■ Exercise requirements ■
For every line in the data below that contains "need", copy the line.

─── The input

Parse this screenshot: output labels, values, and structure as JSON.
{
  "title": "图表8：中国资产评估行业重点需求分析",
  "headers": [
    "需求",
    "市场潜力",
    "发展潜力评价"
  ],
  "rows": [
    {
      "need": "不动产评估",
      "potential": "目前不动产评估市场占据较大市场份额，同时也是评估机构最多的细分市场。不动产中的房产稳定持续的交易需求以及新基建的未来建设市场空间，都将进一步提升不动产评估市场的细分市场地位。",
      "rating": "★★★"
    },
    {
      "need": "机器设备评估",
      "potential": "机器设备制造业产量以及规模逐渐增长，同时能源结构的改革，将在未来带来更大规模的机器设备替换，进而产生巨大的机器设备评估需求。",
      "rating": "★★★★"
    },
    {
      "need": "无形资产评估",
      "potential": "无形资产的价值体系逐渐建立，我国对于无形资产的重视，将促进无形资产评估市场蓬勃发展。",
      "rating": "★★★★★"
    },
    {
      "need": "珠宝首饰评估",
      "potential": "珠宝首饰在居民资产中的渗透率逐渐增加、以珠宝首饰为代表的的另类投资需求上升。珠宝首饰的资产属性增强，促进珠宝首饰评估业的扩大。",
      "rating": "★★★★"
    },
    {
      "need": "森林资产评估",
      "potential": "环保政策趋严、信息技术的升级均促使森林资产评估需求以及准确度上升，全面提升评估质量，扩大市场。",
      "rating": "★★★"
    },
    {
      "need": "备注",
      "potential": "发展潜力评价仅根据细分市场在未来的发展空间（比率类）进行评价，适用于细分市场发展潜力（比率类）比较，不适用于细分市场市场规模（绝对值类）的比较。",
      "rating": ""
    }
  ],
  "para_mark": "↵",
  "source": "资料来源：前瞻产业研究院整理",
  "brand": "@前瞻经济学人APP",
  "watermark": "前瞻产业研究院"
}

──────
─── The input

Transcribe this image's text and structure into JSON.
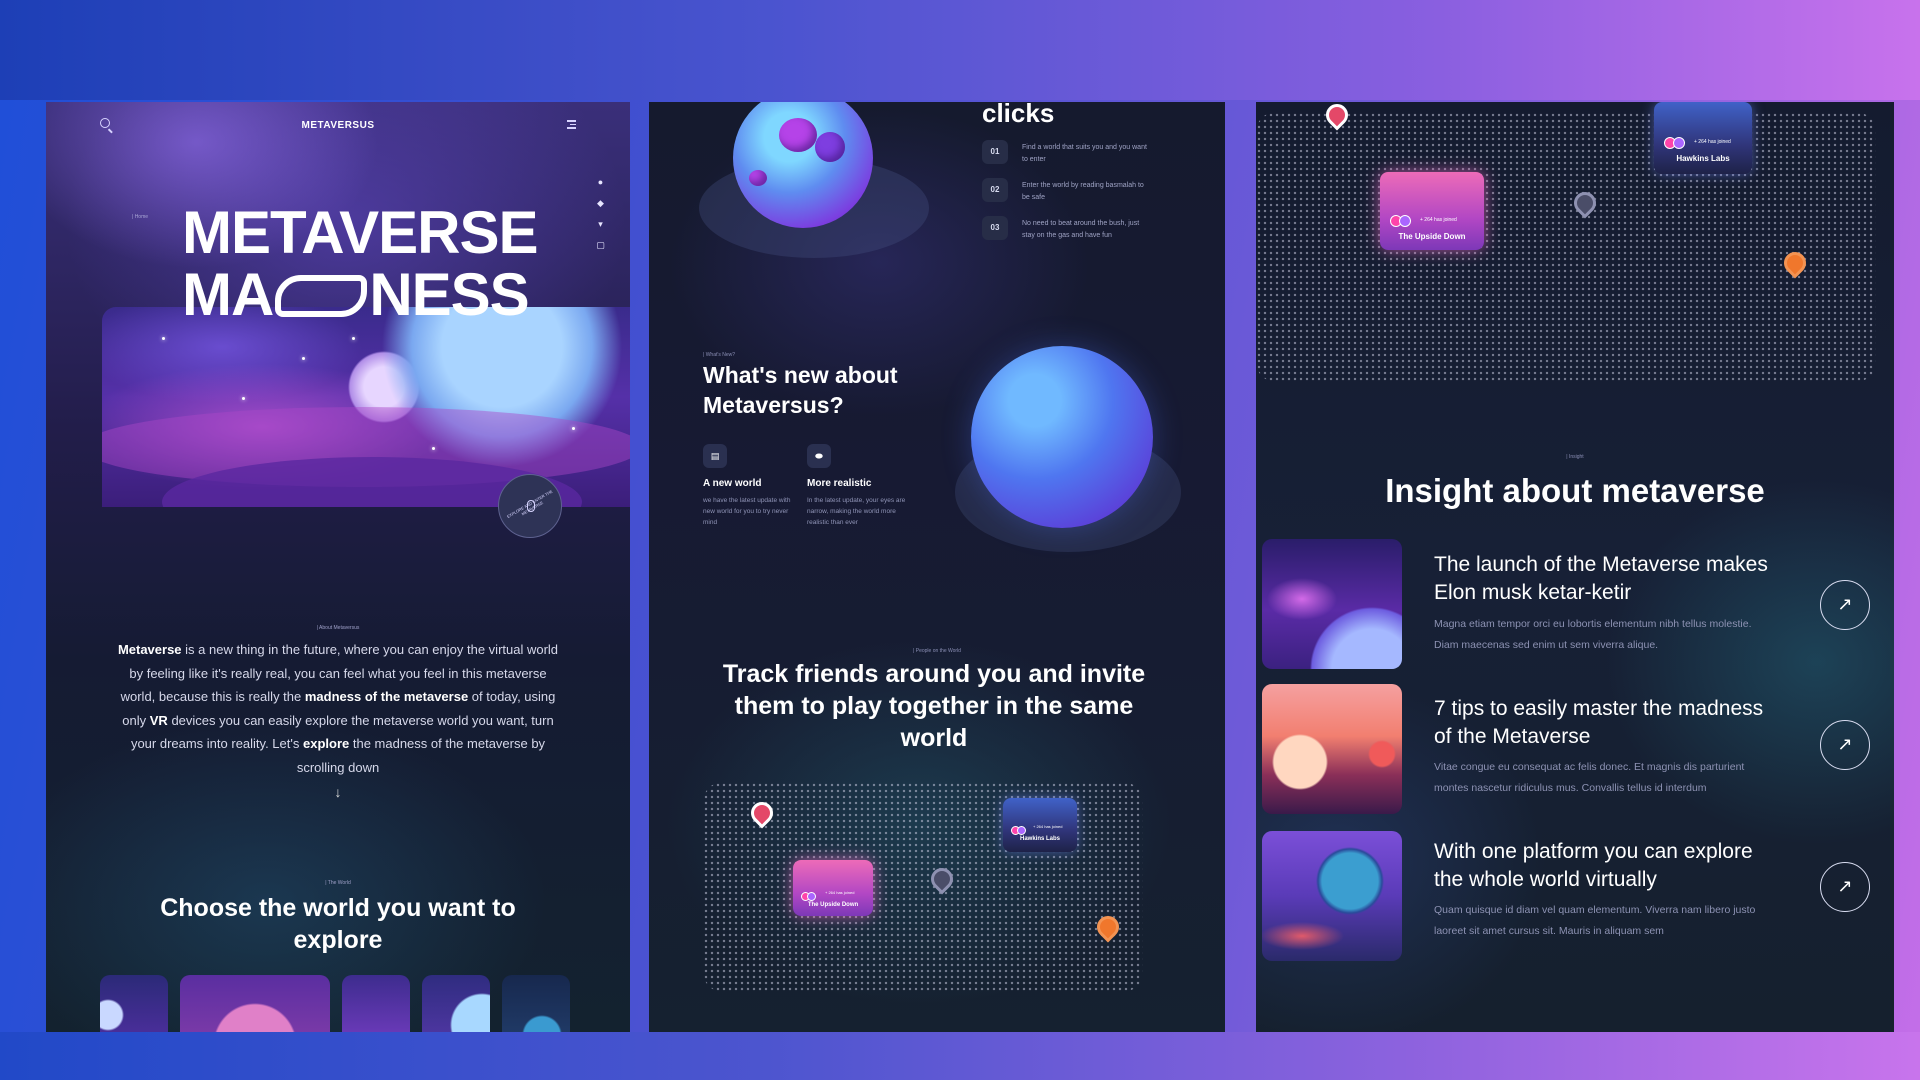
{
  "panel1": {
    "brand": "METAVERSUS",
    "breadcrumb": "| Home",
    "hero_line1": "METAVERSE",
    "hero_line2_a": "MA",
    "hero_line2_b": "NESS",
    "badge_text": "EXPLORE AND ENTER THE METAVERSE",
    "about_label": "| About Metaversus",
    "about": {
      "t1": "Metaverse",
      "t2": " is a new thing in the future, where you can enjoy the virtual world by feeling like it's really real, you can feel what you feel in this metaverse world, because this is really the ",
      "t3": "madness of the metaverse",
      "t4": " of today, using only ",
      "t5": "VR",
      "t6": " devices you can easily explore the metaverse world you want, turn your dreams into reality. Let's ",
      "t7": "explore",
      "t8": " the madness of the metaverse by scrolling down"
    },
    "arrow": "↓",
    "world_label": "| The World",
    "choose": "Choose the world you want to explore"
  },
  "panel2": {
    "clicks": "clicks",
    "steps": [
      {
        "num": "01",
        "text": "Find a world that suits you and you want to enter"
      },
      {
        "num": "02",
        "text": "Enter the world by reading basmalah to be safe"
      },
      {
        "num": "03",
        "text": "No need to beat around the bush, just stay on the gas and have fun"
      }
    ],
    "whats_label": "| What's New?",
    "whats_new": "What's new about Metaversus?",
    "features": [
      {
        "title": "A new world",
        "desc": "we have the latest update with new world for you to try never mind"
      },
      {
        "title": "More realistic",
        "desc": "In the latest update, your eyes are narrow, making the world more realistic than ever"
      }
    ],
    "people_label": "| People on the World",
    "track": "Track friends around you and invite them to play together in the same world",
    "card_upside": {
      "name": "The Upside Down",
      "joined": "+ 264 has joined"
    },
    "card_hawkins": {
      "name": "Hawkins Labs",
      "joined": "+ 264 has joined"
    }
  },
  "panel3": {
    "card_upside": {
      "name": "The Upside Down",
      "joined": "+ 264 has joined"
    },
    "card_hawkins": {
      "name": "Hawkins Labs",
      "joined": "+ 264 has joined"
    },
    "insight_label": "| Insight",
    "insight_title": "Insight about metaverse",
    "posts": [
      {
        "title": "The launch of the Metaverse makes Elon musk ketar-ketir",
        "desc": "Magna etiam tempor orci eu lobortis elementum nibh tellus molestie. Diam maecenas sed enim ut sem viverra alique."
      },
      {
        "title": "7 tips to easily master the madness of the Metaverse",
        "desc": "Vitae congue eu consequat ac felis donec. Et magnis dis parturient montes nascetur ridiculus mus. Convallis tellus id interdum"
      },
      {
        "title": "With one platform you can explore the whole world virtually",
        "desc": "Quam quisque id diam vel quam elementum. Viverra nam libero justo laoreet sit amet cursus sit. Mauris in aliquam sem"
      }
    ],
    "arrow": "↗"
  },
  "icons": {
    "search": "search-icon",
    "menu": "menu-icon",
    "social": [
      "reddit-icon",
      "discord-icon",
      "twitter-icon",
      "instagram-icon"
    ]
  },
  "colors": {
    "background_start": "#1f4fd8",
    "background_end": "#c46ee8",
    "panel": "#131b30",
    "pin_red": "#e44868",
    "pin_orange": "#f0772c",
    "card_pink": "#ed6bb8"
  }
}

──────
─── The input

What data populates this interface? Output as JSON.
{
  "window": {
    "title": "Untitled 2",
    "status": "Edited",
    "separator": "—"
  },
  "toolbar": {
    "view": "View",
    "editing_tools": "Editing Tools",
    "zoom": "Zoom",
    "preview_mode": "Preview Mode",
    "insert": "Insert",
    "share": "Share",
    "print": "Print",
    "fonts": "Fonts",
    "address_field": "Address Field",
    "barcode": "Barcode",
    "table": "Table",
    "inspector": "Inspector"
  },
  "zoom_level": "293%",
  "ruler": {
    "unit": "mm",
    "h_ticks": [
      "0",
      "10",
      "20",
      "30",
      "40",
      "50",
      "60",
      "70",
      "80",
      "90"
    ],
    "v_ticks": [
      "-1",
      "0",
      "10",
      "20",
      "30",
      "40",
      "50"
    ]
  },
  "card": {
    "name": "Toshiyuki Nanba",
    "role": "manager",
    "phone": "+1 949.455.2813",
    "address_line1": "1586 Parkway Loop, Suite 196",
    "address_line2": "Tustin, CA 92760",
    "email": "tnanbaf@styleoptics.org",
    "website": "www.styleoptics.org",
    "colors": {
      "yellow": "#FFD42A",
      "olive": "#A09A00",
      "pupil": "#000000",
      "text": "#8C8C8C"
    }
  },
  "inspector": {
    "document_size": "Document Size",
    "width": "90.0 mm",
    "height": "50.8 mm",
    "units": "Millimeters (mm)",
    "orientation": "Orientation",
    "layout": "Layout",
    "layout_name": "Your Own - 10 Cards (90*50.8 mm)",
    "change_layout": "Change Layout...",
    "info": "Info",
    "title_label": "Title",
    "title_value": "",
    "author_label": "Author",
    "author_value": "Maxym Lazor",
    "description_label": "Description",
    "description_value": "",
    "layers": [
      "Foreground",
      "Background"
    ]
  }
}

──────

■ Response box ■
      "need": "不动产评估",
      "need": "机器设备评估",
      "need": "无形资产评估",
      "need": "珠宝首饰评估",
      "need": "森林资产评估",
      "need": "备注",
        "text": "No need to beat around the bush, just stay on the gas and have fun"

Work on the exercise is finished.